Dave Peterson


The Fourth Circuit’s recent decision in Class v. Towson University threatens the rights guaranteed to disabled persons under the Americans with Disabilities Act of 1990 (ADA) and the Rehabilitation Act of 1973 (“Rehab Act”). The Acts demand that disabled persons not be excluded from activities based on unsubstantiated paternalistic concerns, and, where exclusion occurs, the Acts entrust courts to evaluate whether exclusion was warranted in light of the best available objective evidence. This Comment argues that by deferring to the speculative fears and subjective judgment of Towson University—the very entity accused of violating the ADA and Rehab Act in Class v. Towson—the Fourth Circuit abandoned its duties and rendered an improper decision.

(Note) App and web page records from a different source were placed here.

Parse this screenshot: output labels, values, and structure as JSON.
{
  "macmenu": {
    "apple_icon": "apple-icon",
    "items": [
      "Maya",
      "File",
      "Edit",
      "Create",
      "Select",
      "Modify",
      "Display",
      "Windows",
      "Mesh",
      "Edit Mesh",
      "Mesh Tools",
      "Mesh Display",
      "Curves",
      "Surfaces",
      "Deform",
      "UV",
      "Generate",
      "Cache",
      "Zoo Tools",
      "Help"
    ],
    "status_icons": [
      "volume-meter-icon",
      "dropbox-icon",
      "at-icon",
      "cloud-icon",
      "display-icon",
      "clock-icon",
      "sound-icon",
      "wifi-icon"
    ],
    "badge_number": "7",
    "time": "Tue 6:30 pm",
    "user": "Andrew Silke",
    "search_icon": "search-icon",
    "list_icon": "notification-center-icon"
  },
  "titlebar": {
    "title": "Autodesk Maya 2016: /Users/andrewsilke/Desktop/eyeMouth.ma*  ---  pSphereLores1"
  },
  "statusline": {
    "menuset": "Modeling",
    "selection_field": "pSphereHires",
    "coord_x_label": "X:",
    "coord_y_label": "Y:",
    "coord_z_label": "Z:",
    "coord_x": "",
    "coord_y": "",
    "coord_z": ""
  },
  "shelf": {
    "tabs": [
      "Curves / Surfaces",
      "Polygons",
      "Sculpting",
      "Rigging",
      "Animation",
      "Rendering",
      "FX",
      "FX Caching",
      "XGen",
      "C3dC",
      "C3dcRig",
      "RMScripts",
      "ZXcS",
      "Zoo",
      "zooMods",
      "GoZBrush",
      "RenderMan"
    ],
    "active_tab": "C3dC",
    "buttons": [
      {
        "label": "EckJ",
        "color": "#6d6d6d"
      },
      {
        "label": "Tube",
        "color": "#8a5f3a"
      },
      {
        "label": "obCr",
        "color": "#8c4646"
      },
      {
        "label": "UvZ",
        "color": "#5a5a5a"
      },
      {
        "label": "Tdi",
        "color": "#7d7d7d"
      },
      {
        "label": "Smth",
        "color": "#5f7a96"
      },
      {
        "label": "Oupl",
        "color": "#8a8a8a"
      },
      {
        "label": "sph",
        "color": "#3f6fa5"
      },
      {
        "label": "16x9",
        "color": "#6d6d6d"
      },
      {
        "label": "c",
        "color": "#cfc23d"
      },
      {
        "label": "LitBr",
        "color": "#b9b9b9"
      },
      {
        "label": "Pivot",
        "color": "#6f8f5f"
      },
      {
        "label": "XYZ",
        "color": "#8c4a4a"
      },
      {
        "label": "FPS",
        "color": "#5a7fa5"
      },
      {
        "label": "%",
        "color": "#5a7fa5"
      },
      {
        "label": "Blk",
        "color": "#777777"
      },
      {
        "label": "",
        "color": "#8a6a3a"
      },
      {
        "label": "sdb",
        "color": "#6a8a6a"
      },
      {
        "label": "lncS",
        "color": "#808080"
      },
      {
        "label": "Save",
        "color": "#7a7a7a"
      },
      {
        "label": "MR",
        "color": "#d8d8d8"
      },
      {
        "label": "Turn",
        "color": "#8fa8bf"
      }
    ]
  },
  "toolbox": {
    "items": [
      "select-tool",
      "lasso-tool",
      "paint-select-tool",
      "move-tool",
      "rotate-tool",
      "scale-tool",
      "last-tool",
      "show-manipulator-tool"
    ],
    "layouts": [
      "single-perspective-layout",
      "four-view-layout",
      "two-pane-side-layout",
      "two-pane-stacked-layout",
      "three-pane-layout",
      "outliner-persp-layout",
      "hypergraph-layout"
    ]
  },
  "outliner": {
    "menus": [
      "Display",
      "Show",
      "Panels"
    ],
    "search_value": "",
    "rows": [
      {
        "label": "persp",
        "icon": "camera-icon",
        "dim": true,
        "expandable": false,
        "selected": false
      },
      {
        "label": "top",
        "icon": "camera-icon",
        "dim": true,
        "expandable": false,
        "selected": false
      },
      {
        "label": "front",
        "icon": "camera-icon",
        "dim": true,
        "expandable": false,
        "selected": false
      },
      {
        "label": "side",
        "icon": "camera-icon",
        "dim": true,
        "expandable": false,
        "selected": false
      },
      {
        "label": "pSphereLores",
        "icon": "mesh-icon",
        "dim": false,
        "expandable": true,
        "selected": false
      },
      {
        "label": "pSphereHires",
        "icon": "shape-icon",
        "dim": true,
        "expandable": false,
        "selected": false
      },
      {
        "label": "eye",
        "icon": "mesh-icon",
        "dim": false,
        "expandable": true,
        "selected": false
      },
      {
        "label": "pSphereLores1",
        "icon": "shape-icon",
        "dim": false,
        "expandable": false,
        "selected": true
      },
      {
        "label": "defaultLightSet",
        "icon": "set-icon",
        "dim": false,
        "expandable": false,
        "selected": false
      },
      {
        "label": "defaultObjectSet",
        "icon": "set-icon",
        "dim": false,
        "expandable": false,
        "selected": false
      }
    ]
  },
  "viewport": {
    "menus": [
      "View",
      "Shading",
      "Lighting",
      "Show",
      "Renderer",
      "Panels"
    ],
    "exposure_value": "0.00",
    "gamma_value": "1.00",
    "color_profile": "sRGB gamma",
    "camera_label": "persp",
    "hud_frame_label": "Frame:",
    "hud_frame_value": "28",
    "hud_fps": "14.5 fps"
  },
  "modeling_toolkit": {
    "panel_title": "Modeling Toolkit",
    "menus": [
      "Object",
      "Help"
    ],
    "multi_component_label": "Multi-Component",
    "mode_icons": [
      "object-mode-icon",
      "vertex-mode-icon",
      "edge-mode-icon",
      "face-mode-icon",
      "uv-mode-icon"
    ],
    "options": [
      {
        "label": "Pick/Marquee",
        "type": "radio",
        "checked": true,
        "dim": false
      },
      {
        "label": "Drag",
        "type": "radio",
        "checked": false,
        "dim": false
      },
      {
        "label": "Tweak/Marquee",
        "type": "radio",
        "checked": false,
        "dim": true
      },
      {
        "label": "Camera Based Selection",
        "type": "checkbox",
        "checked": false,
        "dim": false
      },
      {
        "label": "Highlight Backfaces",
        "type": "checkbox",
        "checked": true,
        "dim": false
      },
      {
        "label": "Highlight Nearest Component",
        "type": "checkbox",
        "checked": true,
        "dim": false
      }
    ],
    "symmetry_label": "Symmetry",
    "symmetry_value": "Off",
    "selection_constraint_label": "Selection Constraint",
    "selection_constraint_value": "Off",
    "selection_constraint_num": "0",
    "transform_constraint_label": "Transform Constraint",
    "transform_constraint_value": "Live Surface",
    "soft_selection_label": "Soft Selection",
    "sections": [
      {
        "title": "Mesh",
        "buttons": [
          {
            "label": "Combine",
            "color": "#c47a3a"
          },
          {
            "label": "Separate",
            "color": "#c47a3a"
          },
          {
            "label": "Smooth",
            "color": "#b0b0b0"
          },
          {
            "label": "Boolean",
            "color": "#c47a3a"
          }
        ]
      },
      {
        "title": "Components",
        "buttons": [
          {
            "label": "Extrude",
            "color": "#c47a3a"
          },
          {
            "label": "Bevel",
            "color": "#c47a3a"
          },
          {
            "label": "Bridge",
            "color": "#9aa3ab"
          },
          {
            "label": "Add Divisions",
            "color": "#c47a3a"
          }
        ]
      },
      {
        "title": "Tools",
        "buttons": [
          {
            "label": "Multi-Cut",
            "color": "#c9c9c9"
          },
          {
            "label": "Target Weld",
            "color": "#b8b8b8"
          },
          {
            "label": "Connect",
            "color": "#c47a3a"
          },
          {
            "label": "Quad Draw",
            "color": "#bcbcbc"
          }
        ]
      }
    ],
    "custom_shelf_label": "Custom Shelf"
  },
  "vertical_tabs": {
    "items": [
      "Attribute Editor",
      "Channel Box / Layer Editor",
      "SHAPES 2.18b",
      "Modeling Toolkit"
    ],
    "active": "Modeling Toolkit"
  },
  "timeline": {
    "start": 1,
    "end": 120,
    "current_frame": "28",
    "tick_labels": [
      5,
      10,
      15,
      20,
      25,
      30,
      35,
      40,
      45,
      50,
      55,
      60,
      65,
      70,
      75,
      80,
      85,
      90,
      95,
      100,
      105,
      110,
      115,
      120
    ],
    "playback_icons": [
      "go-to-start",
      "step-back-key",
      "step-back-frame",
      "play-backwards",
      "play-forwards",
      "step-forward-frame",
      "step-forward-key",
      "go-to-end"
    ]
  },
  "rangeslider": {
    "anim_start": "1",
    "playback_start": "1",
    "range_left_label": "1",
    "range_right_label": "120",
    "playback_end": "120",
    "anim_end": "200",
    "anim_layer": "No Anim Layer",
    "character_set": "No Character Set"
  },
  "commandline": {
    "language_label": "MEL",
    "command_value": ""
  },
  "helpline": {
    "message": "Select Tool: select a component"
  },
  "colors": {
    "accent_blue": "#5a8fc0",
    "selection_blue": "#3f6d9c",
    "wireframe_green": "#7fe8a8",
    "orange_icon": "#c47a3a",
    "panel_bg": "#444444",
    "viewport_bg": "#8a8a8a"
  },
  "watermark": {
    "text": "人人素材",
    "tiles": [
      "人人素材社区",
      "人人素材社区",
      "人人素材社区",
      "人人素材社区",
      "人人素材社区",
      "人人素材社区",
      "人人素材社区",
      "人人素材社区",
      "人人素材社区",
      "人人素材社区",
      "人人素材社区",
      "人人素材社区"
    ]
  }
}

This Comment begins with a critique of the Fourth Circuit’s reasoning in Class v. Towson and demonstrates that the factual record was devoid of evidence supporting the court’s decision to exclude Gavin Class—a disabled athlete—from Towson’s football team. This Comment continues by arguing that the Fourth Circuit employed an incorrect standard of analysis when determining that Class’s disqualification did not violate the ADA or Rehab Act. The conclusion of this Comment implores the legal community to reject the Fourth Circuit’s holding and reaffirm disabled persons’ right to live free from paternalistic authorities.